▶ **MATERIALS PROVIDED**:
---------------
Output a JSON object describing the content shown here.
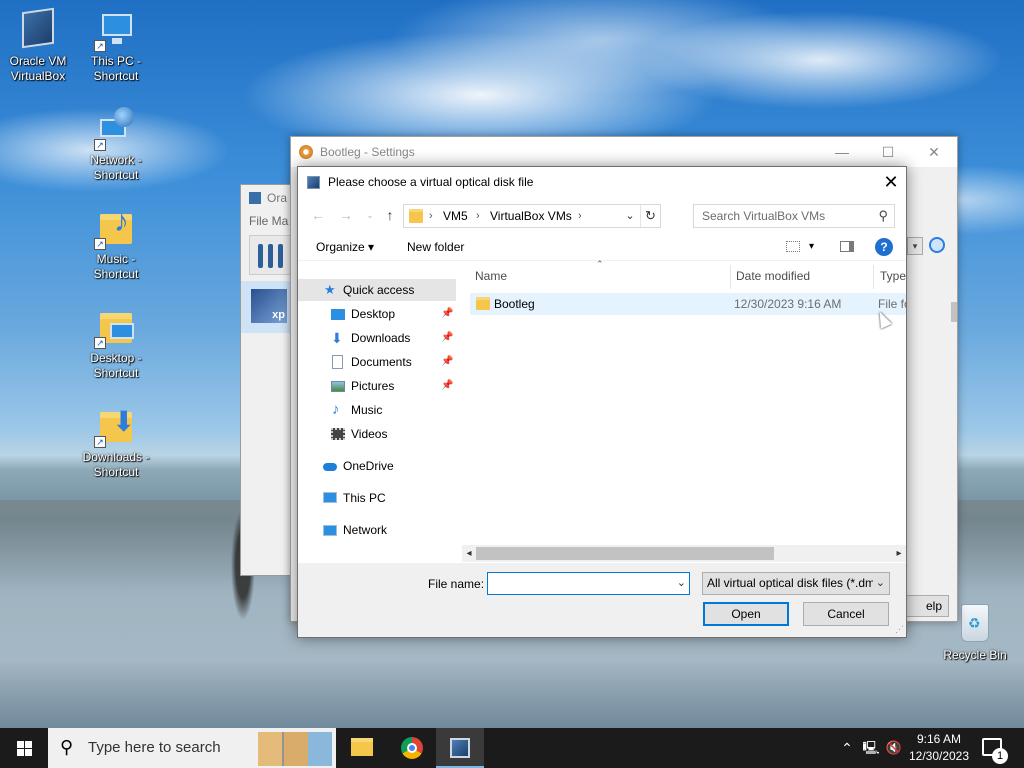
{
  "desktop": {
    "icons": [
      {
        "label": "Oracle VM\nVirtualBox"
      },
      {
        "label": "This PC -\nShortcut"
      },
      {
        "label": "Network -\nShortcut"
      },
      {
        "label": "Music -\nShortcut"
      },
      {
        "label": "Desktop -\nShortcut"
      },
      {
        "label": "Downloads -\nShortcut"
      },
      {
        "label": "Recycle Bin"
      }
    ]
  },
  "manager_window": {
    "title": "Ora",
    "menu": "File  Ma",
    "vm_badge": "xp"
  },
  "settings_window": {
    "title": "Bootleg - Settings",
    "help_fragment": "elp"
  },
  "dialog": {
    "title": "Please choose a virtual optical disk file",
    "address": {
      "crumbs": [
        "VM5",
        "VirtualBox VMs"
      ]
    },
    "search": {
      "placeholder": "Search VirtualBox VMs"
    },
    "toolbar": {
      "organize": "Organize",
      "new_folder": "New folder"
    },
    "nav": {
      "quick_access": "Quick access",
      "pinned": [
        {
          "label": "Desktop"
        },
        {
          "label": "Downloads"
        },
        {
          "label": "Documents"
        },
        {
          "label": "Pictures"
        }
      ],
      "music": "Music",
      "videos": "Videos",
      "onedrive": "OneDrive",
      "this_pc": "This PC",
      "network": "Network"
    },
    "columns": {
      "name": "Name",
      "date": "Date modified",
      "type": "Type"
    },
    "rows": [
      {
        "name": "Bootleg",
        "date": "12/30/2023 9:16 AM",
        "type": "File folder"
      }
    ],
    "file_name": {
      "label": "File name:",
      "value": ""
    },
    "file_type": "All virtual optical disk files (*.dmg *.iso *.cdr)",
    "open": "Open",
    "cancel": "Cancel"
  },
  "taskbar": {
    "search_placeholder": "Type here to search",
    "time": "9:16 AM",
    "date": "12/30/2023",
    "notification_count": "1"
  }
}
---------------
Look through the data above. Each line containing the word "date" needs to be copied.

      "date": "Date modified",
        "date": "12/30/2023 9:16 AM",
    "date": "12/30/2023",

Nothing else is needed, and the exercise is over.